- Select for the long-term. Never put a system in place unless it’s going to be relevant for at least five years. Thankfully, the SaaS world makes upgrades much easier. There’s no reason why a cloud-based ERP system can’t be with you for 20 years, assuming the provider continues to invest and innovate in its product roadmap.
- Evaluate at regular intervals. Every few years, take a hard look at all systems. Determine whether or not a newer system now exists that does something in an innovative way or represents a better fit for your evolving system requirements.
Invest in the Right People and Find Your Quarterback
Scaling a high-growth company means hiring employees for where the company is heading rather than where it is today. You’ll also want employees whom your leadership team can trust because delegation is a necessity of growth. Personally, I care a lot less about what a person has done and more about whether I see high potential, drive, and the ability to grow into the job.
Additionally, I look for people who have a lot of experience with coaching and mentoring. It sounds counterintuitive, but those who are good at helping others develop their careers will not be missed when they leave the company. They will have enabled their people to solve problems and make decisions on their own. Coaches and mentors uplift the entire organization and aid in the development of stronger employees.
To ensure a successful transition from a private to a public company, it’s important to help your employees shift their mindsets towards the reality of real deadlines. For finance teams, monthly and quarterly closes will have much more process around them, and you must meet tight reporting deadlines. Discipline is a necessity.
People often believe an IPO is difficult to achieve from a regulation perspective but that’s a big misconception. Going public is actually quite easy. It does take time and requires a lot of tedious work to meet the legal requirements, but it’s not hard. What’s most important is that you have a quarterback running the show—someone who aligns cross-functional teams and drives the timeline to ensure you don’t fall behind.
With any IPO, you must have complete alignment between Finance and Legal. The same goes for Product Management, which tends to be involved heavily for its product knowledge and roadmap expertise. Communication, alignment, and trust all come into play but that quarterback position is critical for keeping everything on track.

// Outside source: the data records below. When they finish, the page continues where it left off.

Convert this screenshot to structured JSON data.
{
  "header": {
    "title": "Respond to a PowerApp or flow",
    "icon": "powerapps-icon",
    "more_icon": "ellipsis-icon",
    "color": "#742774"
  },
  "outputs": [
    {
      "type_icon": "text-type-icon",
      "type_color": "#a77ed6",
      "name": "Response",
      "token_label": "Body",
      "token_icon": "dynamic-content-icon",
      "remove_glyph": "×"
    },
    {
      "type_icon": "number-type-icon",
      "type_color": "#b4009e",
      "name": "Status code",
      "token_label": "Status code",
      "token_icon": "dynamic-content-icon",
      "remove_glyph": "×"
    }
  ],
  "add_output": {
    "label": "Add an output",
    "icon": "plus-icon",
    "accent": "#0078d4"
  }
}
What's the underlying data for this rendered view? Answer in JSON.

How Big is Your Company? How Big is Your Market?
Let’s face it: a lot of companies should never go public. Either they are better off as acquisition candidates or should remain SMBs. The key is to understand how big of a market opportunity you’re chasing and what’s the problem you’re trying to solve. Does it really make sense to go public if you’re truly a point solution and never going to get above a couple hundred million in revenue?

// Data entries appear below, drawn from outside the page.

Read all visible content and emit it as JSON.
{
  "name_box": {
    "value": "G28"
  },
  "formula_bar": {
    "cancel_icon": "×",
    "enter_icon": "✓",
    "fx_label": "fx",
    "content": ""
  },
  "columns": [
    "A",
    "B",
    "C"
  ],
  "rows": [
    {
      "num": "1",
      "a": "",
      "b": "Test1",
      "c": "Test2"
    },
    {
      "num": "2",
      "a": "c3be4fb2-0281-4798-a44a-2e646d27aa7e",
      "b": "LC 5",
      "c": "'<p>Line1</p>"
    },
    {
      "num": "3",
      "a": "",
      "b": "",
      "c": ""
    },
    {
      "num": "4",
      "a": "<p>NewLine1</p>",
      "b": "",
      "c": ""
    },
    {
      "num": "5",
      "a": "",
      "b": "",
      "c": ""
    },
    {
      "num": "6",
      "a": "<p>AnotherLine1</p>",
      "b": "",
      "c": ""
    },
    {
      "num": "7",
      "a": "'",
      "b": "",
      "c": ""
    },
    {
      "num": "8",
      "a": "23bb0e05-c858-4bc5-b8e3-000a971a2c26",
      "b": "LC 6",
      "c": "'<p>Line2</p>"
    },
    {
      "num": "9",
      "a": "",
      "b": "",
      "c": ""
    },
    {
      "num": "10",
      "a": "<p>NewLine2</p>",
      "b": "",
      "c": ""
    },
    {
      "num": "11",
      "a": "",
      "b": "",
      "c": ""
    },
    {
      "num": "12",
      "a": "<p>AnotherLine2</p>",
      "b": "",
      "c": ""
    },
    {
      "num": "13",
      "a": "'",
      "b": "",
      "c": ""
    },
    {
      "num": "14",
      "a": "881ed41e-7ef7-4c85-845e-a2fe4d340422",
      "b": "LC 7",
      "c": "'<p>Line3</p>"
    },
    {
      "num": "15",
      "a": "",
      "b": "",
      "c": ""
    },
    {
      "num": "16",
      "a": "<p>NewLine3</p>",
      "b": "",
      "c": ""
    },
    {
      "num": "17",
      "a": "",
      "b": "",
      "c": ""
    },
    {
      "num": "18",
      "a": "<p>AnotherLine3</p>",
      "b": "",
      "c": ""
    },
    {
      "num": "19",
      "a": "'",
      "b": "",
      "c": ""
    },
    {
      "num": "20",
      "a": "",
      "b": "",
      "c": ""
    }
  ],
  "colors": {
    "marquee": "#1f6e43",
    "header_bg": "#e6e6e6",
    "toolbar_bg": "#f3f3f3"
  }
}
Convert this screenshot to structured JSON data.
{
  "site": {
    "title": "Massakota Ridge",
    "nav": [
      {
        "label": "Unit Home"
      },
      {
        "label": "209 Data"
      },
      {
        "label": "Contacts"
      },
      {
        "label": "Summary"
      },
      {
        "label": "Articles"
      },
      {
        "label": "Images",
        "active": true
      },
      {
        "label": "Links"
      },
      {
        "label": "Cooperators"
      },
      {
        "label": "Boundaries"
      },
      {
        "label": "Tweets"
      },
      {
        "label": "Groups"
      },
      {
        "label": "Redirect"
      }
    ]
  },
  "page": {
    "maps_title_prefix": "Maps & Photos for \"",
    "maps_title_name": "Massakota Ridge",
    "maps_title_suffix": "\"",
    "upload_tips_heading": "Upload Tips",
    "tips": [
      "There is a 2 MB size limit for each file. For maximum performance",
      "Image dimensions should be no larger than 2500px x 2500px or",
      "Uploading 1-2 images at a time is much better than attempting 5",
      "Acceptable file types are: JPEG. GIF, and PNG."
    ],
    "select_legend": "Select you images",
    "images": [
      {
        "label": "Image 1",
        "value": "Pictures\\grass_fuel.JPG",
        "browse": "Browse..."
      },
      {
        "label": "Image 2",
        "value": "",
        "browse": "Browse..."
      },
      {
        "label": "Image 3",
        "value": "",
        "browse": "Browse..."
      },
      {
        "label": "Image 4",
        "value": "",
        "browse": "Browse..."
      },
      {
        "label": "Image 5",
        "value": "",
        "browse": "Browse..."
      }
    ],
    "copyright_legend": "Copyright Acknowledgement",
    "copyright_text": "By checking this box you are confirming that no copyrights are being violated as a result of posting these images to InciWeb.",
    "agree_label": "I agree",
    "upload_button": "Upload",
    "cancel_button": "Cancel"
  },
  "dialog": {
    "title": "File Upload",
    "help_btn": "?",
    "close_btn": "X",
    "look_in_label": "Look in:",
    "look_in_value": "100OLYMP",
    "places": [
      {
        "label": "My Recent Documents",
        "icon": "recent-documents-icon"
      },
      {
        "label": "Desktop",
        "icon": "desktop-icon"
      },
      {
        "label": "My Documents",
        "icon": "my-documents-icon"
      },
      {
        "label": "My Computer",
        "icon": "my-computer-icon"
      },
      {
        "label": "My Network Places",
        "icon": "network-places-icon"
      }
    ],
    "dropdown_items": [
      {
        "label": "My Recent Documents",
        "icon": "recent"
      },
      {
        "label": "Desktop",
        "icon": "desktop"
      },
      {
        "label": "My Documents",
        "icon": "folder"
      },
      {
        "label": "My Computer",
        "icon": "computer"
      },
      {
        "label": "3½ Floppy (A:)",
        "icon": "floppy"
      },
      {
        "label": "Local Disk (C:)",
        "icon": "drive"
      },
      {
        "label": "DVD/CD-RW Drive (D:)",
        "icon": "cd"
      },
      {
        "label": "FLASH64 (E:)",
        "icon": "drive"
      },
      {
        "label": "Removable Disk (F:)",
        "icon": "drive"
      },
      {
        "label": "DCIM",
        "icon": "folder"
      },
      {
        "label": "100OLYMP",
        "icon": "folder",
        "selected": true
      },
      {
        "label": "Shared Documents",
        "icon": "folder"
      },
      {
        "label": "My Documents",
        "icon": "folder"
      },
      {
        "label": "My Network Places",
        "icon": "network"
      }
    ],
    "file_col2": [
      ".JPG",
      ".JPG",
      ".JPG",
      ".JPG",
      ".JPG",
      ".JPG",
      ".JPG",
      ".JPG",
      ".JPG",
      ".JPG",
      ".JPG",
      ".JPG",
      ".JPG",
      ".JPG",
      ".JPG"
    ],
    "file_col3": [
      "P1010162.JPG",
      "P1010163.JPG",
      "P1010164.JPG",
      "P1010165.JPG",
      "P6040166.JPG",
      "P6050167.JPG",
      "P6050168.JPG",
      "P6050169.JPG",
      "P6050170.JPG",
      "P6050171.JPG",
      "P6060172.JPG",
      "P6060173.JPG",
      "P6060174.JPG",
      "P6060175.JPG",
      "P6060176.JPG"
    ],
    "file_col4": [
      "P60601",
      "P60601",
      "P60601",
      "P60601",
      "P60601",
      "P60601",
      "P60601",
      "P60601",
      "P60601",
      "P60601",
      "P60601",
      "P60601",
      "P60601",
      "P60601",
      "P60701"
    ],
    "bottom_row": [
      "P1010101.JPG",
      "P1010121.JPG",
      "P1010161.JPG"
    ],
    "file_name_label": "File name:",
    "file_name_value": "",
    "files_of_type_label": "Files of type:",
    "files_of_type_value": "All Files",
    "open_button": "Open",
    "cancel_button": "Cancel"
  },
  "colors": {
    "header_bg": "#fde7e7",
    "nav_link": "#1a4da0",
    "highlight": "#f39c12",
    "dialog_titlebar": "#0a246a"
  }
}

For those considering an IPO, it’s important to ask yourself a lot of questions, especially around why you want to go public and whether the company is ready for the scrutiny. (Because, once you’re a public company, you will be scrutinized.) Here’s a handful of questions to consider:
- Do you need to make big investments? If so, are they best made as a private company or as a public company?
- Do you have confidence in your ability to scale the company?
- Are you on the path to profitability?
- Beyond revenue growth, can you show leverage in the business?
- Is there an investor appetite for companies such as yours?
The decision to IPO should never be taken lightly but it can be extremely rewarding if you are truly ready for all that it entails. It’s about keeping your eye on the ball and knowing where it’s meant to go—not where you may believe, or want, that ball to go.